Work request — Taking the lines below one at a time, count those with the string "Whitelist" and give the result alone.

(Entries taken from a collection)
Content starts

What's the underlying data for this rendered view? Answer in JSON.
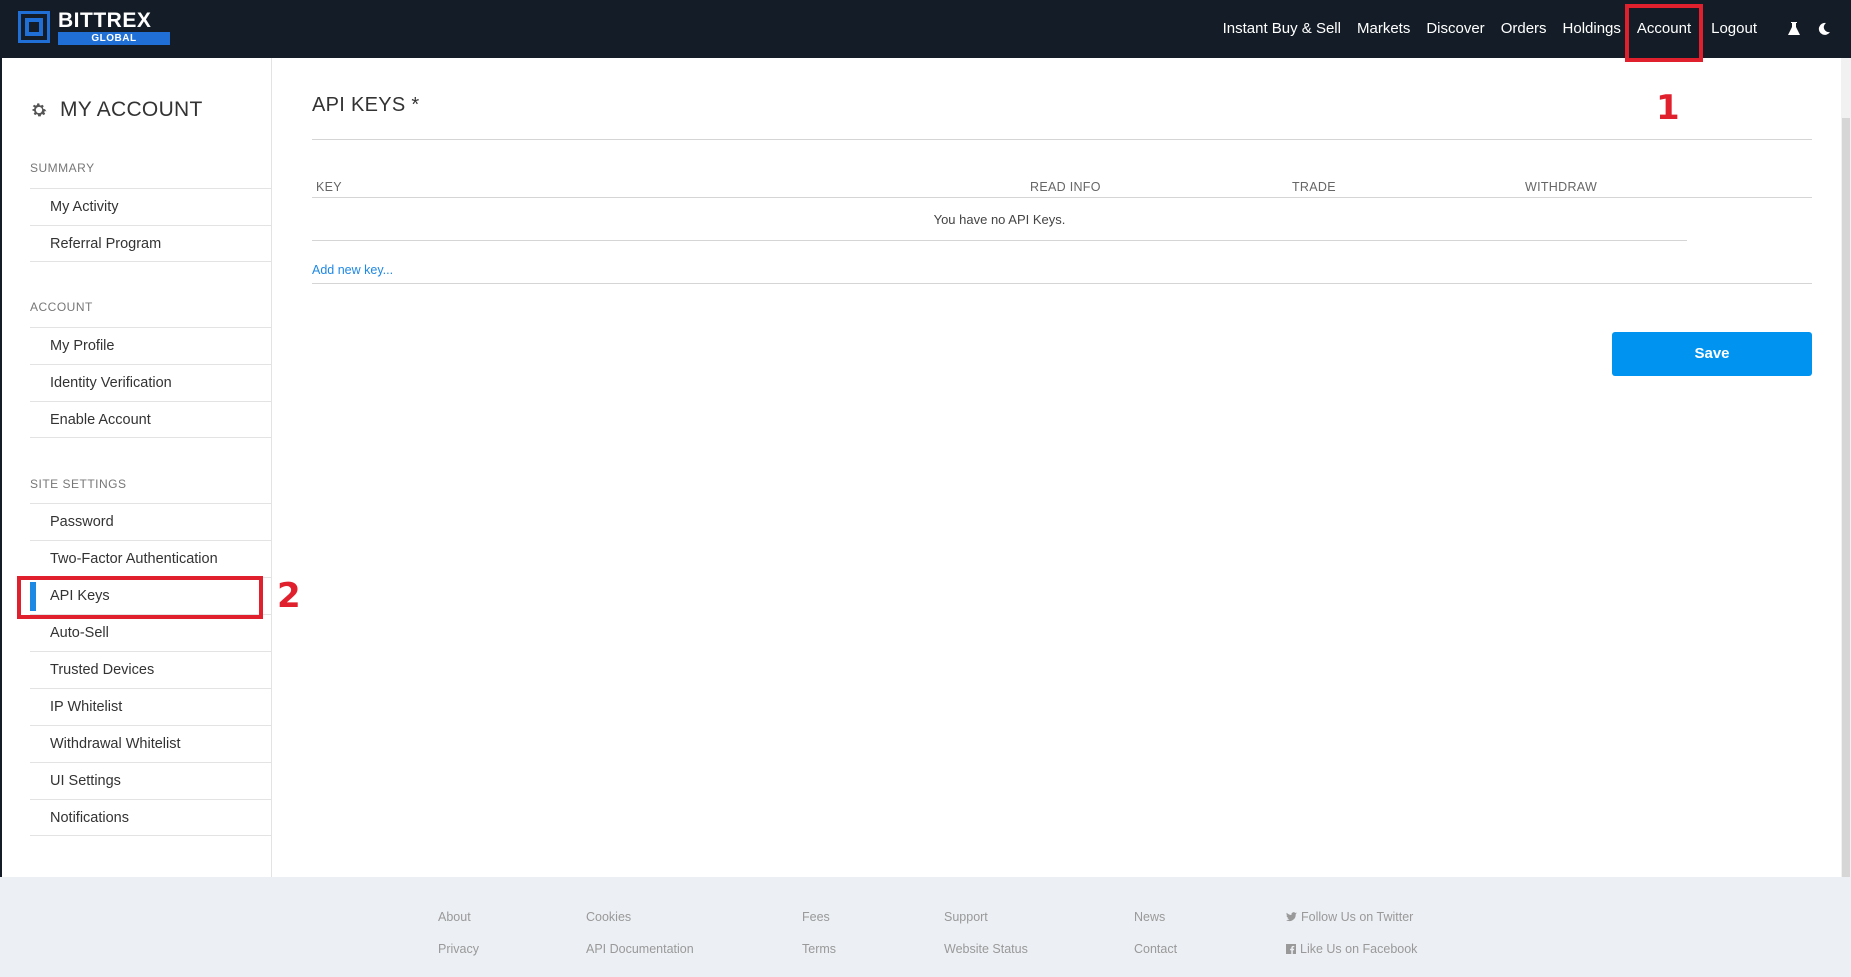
{
  "brand": {
    "name": "BITTREX",
    "sub": "GLOBAL"
  },
  "nav": {
    "items": [
      "Instant Buy & Sell",
      "Markets",
      "Discover",
      "Orders",
      "Holdings",
      "Account",
      "Logout"
    ],
    "icons": [
      "flask-icon",
      "moon-icon"
    ]
  },
  "annotations": {
    "one": "1",
    "two": "2"
  },
  "sidebar": {
    "title": "MY ACCOUNT",
    "sections": [
      {
        "label": "SUMMARY",
        "items": [
          "My Activity",
          "Referral Program"
        ]
      },
      {
        "label": "ACCOUNT",
        "items": [
          "My Profile",
          "Identity Verification",
          "Enable Account"
        ]
      },
      {
        "label": "SITE SETTINGS",
        "items": [
          "Password",
          "Two-Factor Authentication",
          "API Keys",
          "Auto-Sell",
          "Trusted Devices",
          "IP Whitelist",
          "Withdrawal Whitelist",
          "UI Settings",
          "Notifications"
        ]
      }
    ],
    "active": "API Keys"
  },
  "main": {
    "title": "API KEYS *",
    "columns": [
      "KEY",
      "READ INFO",
      "TRADE",
      "WITHDRAW"
    ],
    "empty_message": "You have no API Keys.",
    "add_link": "Add new key...",
    "save_label": "Save"
  },
  "footer": {
    "col1": [
      "About",
      "Privacy"
    ],
    "col2": [
      "Cookies",
      "API Documentation"
    ],
    "col3": [
      "Fees",
      "Terms"
    ],
    "col4": [
      "Support",
      "Website Status"
    ],
    "col5": [
      "News",
      "Contact"
    ],
    "col6": [
      "Follow Us on Twitter",
      "Like Us on Facebook"
    ]
  },
  "colors": {
    "nav_bg": "#141d27",
    "accent": "#0093f0",
    "highlight": "#e0202c",
    "active_bar": "#1e88e5"
  }
}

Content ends

Result for this task — 2